Ship boat

The tall ship Grace O’Malley makes its Irish debut at the Foyle Maritime Festival

Grace O’Malley or in Irish, Grainne Ni Maille, was the head of the O Maille dynasty in the west of Ireland. She is a well-known historical figure in 16th century Irish history and popular culture often referred to as “The Pirate Queen” as she is reputed to be one of the most famous pirates and was considered a fierce leader at sea.

Far from being a ‘pirate ship’, the Grace O’Malley is Ireland’s most recently acquired youth development tall ship and made her first appearance on the island last week during the Foyle Maritime Festival of that year after it was purchased by the Atlantic Youth Trust charity.

The Grace O’Malley arriving in Derry.
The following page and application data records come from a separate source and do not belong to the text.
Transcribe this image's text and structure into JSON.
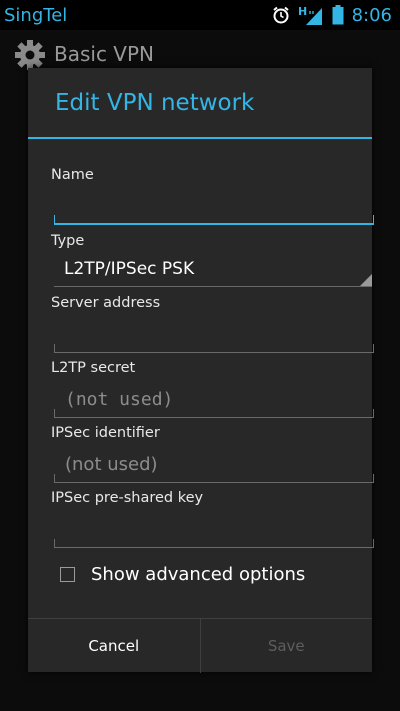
{
  "status_bar": {
    "carrier": "SingTel",
    "time": "8:06",
    "icons": [
      "alarm-icon",
      "hspa-signal-icon",
      "battery-icon"
    ]
  },
  "background": {
    "title": "Basic VPN",
    "icon": "settings-gear-icon"
  },
  "dialog": {
    "title": "Edit VPN network",
    "fields": {
      "name": {
        "label": "Name",
        "value": ""
      },
      "type": {
        "label": "Type",
        "value": "L2TP/IPSec PSK"
      },
      "server": {
        "label": "Server address",
        "value": ""
      },
      "l2tp_secret": {
        "label": "L2TP secret",
        "placeholder": "(not used)"
      },
      "ipsec_identifier": {
        "label": "IPSec identifier",
        "placeholder": "(not used)"
      },
      "ipsec_psk": {
        "label": "IPSec pre-shared key",
        "value": ""
      }
    },
    "advanced": {
      "label": "Show advanced options",
      "checked": false
    },
    "buttons": {
      "cancel": "Cancel",
      "save": "Save"
    }
  },
  "colors": {
    "accent": "#33b5e5",
    "dialog_bg": "#282828",
    "disabled_text": "#5e5e5e"
  }
}
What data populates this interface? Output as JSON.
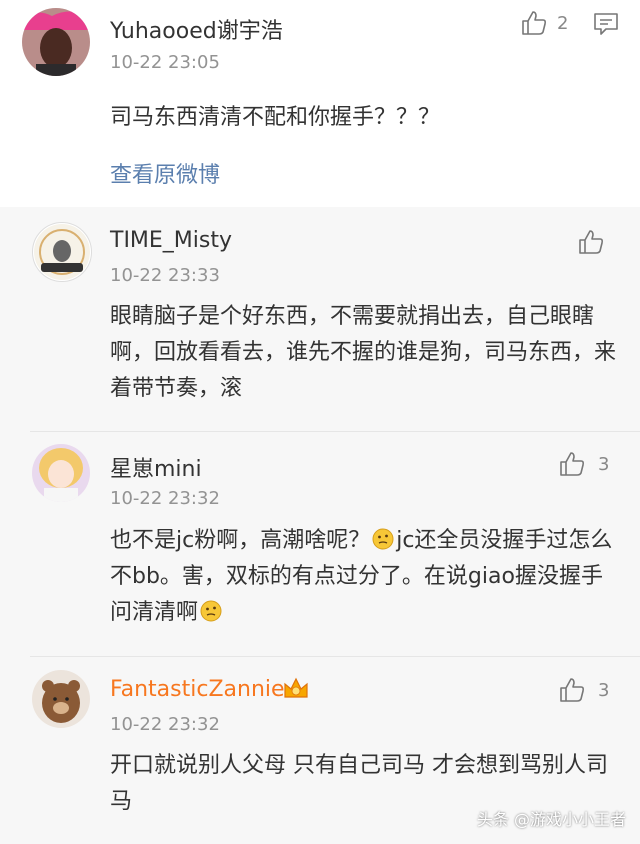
{
  "post": {
    "username": "Yuhaooed谢宇浩",
    "timestamp": "10-22 23:05",
    "like_count": "2",
    "content": "司马东西清清不配和你握手？？？",
    "view_original": "查看原微博"
  },
  "replies": [
    {
      "username": "TIME_Misty",
      "timestamp": "10-22 23:33",
      "like_count": "",
      "content": "眼睛脑子是个好东西，不需要就捐出去，自己眼瞎啊，回放看看去，谁先不握的谁是狗，司马东西，来着带节奏，滚"
    },
    {
      "username": "星崽mini",
      "timestamp": "10-22 23:32",
      "like_count": "3",
      "content_1": "也不是jc粉啊，高潮啥呢？",
      "content_2": "jc还全员没握手过怎么不bb。害，双标的有点过分了。在说giao握没握手问清清啊"
    },
    {
      "username": "FantasticZannie",
      "timestamp": "10-22 23:32",
      "like_count": "3",
      "content": "开口就说别人父母 只有自己司马 才会想到骂别人司马"
    }
  ],
  "watermark": "头条 @游戏小小王者",
  "colors": {
    "link": "#5b7fae",
    "vip_name": "#f7771f",
    "reply_background": "#f7f7f7",
    "timestamp": "#939393"
  },
  "icons": [
    "like-icon",
    "comment-icon",
    "thinking-emoji",
    "crown-badge-icon"
  ]
}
It is hoped the ship can become a floating embassy for Ireland Photo: Lorcan Doherty

It was welcomed by hundreds of enthusiastic festival-goers last Thursday and moored alongside Meadowbank Quay.

The Atlantic Youth Trust Charity was created to connect young Irish people to the ocean and adventure while developing sustainability and supporting and protecting the environment.

It has been formed by individuals and organizations from across the island of Ireland to provide young people with an introduction to life at sea and is chaired by round-the-world sailor Enda O’Coineen,

The Grace O’Malley is a 164ft tradewind schooner bought in Sweden last month to introduce young people across the island of Ireland to a possible maritime career.

She was built as a timber merchant schooner in Denmark in 1909 and was launched in 1980 to accommodate 100 day guests and 37 overnight passengers.

Trainees on the deck of the Grace O'MalleyTrainees on the deck of the Grace O’Malley

The Grace O’Malley left Sweden the weekend of July 9 for her maiden voyage with her new owners. “It’s a beautiful ship and even people who aren’t keen on sailing will be very interested in seeing it,” said Catherine Noone of the Atlantic Youth Trust.

“We are delighted that the first appearance in Ireland will be at such an important and prestigious event as the Foyle Maritime Festival.”

The Grace O'Malley at Meadowbank Quay in DerryThe Grace O’Malley at Meadowbank Quay in Derry

“The Grace O’Malley was purchased for young Irish people by the Trust to give them experience of sailing and create a pathway to a wide range of maritime careers,” continued Catherine.

“We want the ship to be as accessible as possible and that’s why events like the Foyle Maritime Festival are so important to reach young people and give them a first introduction to life on board a ship. It opens up a wide range of careers for young people and ten days aboard a boat with us can also help develop essential life skills and provide a much-needed shift in perspective.

Climb the rigging of the Grace O'Malley at the Foyle Maritime FestivalClimb the rigging of the Grace O’Malley at the Foyle Maritime Festival

After a six-day crossing of the North Sea from western Sweden, sometimes with headwinds of 40 knots, the ship arrived in spectacular fashion at Lough Foyle and was piloted from the village of Greencastle on the northern shore by Harbor Master Bill McCann, below Foyle Bridge. , the second longest on the island of Ireland.

O’Coineen posed the question, “Would we fit under Foyle Bridge?” With a clearance of four meters, they did it!

And the Grace O’Malley proved to be a big draw at the Festival with a constant queue of people waiting to board.

The schooner left Sweden on July 15 with 20 crew members on board. The ship was captained by the experienced and renowned Irish Captain Gerry Burns for her voyage across the North Sea, northern Scotland and then south to Derry.

The Grace O’Malley is a youth development ship for all young people on the island of Ireland. Young people will learn about sailing, teamwork, a change of perspective and also create a pathway to a wide range of maritime careers. This is a project that can truly change lives. H77

As reported in Afloat in January, O’Coineen, former director of Coiste an Asgard, said “we have long championed the need to replace Ireland’s lost training ship, Asgard II, in a dynamic new way and creative”. It is hoped that the ship can act as a floating embassy for Ireland at national and international events, from tall ship races to trade events, while fulfilling its primary mission of youth and reconciliation. It is understood that a ‘mini-refit’ will be required to meet Irish requirements.

According to O’Coineen, she will need some cosmetic work on the deck and will need to be repainted. Much of the running rigging, which is now several years old, will need to be replaced.